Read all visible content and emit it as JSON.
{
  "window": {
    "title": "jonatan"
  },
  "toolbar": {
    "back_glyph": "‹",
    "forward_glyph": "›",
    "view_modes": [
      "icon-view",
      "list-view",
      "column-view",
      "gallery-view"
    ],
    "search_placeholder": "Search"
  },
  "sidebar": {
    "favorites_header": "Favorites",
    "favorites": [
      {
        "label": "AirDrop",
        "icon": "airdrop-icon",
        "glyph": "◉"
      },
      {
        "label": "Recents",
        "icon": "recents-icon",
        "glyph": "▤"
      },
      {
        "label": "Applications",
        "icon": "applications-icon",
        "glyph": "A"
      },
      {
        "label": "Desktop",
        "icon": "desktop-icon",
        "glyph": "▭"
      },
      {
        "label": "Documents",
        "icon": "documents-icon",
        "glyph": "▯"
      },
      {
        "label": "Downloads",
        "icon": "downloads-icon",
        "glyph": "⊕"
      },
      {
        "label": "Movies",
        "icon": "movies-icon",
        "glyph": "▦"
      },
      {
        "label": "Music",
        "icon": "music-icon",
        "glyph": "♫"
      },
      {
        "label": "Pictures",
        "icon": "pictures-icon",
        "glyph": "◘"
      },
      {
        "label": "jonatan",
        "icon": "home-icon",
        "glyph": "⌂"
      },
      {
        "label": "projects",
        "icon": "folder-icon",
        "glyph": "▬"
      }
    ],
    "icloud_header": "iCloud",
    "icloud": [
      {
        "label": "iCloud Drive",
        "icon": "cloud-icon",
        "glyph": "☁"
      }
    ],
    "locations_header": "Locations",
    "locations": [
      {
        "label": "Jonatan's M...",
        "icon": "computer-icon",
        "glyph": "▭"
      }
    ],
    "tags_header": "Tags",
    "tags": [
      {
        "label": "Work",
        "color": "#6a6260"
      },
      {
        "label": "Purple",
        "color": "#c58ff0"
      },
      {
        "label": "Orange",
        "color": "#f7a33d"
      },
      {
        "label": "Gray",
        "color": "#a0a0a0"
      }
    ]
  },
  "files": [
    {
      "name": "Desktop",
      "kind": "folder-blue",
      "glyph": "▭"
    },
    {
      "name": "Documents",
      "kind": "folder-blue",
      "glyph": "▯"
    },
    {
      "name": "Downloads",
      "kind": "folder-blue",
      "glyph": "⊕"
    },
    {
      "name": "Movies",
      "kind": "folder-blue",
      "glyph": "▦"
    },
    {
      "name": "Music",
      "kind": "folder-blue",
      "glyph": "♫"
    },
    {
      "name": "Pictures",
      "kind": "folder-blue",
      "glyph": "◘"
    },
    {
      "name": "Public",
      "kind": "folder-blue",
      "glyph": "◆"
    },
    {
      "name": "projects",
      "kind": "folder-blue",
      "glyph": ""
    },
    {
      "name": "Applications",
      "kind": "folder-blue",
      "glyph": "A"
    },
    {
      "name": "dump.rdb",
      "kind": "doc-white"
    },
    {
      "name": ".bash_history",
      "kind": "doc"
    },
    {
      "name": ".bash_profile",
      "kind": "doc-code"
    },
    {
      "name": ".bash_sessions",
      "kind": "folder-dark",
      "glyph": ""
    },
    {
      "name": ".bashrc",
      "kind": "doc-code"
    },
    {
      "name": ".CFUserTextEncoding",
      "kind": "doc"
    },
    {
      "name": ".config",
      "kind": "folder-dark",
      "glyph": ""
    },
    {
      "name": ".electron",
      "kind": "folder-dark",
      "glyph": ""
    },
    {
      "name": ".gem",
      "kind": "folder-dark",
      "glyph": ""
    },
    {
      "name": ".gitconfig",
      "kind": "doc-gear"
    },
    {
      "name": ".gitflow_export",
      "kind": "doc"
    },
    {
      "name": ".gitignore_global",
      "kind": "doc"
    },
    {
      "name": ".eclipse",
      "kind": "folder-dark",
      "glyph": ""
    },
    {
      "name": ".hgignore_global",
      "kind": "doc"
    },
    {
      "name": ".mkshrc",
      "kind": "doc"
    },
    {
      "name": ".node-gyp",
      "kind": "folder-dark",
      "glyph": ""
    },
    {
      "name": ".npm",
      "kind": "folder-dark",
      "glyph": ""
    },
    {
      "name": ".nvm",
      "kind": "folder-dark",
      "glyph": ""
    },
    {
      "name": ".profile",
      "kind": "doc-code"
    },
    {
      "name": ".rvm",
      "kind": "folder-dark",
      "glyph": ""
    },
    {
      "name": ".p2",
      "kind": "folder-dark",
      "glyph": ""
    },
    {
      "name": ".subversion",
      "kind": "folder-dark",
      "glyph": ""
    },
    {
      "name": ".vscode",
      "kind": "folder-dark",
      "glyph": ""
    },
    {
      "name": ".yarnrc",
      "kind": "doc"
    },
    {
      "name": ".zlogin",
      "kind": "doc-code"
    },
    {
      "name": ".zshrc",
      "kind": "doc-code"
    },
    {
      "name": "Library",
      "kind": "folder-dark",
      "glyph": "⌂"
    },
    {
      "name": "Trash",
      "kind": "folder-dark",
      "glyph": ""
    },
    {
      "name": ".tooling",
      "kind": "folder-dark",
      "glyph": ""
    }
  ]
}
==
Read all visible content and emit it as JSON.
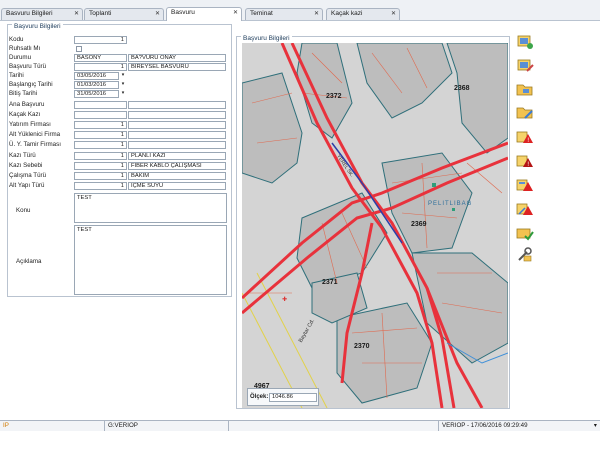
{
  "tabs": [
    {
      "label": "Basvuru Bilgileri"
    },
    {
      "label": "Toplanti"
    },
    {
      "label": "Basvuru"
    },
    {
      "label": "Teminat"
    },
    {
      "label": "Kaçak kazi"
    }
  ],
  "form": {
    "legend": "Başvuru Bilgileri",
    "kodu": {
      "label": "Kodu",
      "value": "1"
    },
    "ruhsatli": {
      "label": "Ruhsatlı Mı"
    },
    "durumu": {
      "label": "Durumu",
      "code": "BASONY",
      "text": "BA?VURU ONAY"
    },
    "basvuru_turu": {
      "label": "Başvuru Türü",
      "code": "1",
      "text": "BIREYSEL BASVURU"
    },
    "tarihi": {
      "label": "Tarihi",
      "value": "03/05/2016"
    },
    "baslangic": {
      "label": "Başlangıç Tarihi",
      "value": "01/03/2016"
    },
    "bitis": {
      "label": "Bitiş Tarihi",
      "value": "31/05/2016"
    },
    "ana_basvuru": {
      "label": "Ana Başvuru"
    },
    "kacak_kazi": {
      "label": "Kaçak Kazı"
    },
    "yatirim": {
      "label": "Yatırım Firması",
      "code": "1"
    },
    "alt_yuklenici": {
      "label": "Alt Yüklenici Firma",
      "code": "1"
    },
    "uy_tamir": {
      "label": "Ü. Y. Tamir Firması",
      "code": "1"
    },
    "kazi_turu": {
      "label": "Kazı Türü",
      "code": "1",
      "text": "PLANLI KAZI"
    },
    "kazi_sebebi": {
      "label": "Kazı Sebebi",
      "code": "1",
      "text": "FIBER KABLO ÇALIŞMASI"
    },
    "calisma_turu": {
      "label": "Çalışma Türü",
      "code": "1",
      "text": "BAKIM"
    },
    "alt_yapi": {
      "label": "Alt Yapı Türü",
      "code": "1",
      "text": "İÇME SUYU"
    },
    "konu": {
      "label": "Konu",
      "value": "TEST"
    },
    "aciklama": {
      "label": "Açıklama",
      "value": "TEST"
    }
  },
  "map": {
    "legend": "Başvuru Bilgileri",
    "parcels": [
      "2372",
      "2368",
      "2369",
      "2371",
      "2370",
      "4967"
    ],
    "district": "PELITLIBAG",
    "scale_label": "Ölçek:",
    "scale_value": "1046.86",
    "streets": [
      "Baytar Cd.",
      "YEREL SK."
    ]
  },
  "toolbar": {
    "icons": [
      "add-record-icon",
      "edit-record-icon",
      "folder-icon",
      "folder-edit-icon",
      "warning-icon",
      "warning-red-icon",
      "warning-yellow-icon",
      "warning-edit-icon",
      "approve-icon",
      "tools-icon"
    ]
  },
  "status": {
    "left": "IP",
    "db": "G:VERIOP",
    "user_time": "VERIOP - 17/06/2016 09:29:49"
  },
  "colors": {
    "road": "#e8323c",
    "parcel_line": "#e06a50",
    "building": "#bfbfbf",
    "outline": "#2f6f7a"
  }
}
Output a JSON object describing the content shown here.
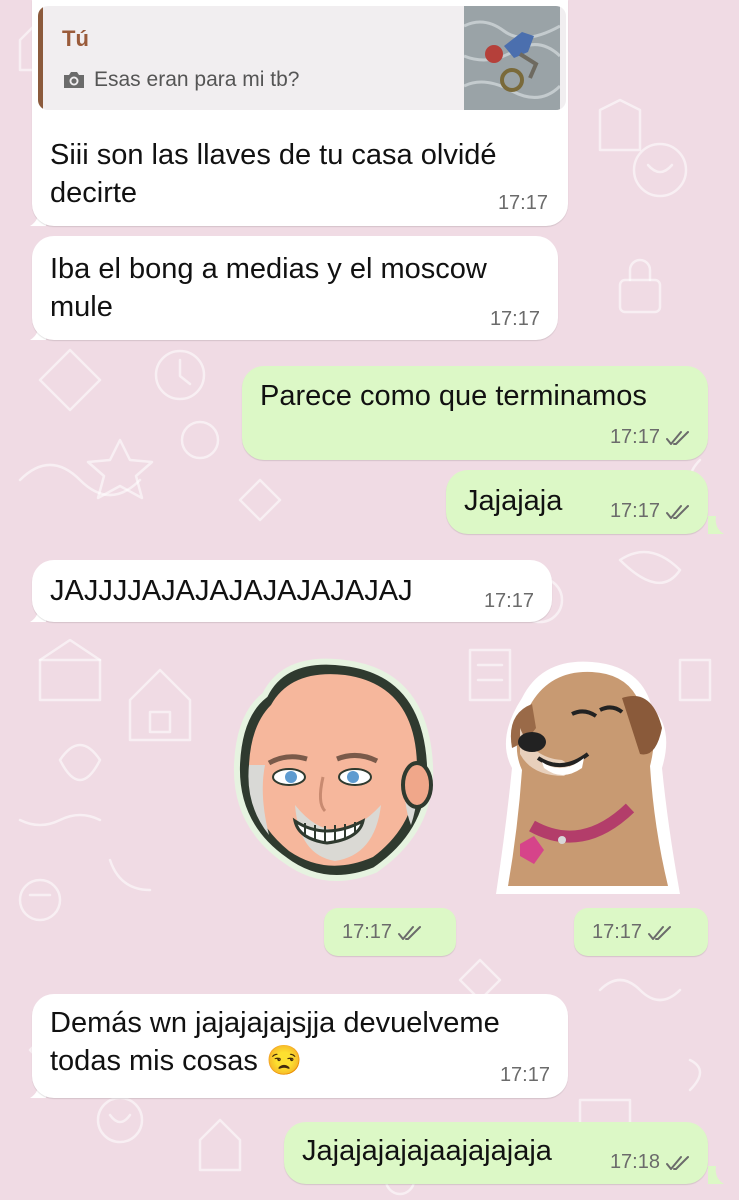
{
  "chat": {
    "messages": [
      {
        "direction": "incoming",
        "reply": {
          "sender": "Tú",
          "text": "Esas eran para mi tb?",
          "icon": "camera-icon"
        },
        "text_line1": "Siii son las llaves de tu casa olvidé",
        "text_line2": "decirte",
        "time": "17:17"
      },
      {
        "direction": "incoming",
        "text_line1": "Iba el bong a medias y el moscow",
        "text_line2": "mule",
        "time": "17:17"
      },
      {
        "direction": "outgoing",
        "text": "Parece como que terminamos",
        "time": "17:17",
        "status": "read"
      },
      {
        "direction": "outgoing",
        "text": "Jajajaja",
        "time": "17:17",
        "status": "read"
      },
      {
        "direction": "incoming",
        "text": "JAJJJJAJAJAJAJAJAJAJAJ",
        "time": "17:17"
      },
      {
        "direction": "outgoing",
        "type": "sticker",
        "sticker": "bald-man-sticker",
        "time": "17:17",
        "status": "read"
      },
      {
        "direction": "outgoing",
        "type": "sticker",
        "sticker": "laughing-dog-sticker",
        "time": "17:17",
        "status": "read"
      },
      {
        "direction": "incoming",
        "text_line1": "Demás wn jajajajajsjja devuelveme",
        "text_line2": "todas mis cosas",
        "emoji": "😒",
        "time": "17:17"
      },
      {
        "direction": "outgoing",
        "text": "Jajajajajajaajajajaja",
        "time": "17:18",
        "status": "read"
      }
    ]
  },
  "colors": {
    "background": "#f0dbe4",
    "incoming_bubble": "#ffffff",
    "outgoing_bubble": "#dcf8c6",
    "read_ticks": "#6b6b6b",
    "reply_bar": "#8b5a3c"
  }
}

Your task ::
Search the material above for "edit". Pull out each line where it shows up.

Expected answer ::
      "edit-record-icon",
      "folder-edit-icon",
      "warning-edit-icon",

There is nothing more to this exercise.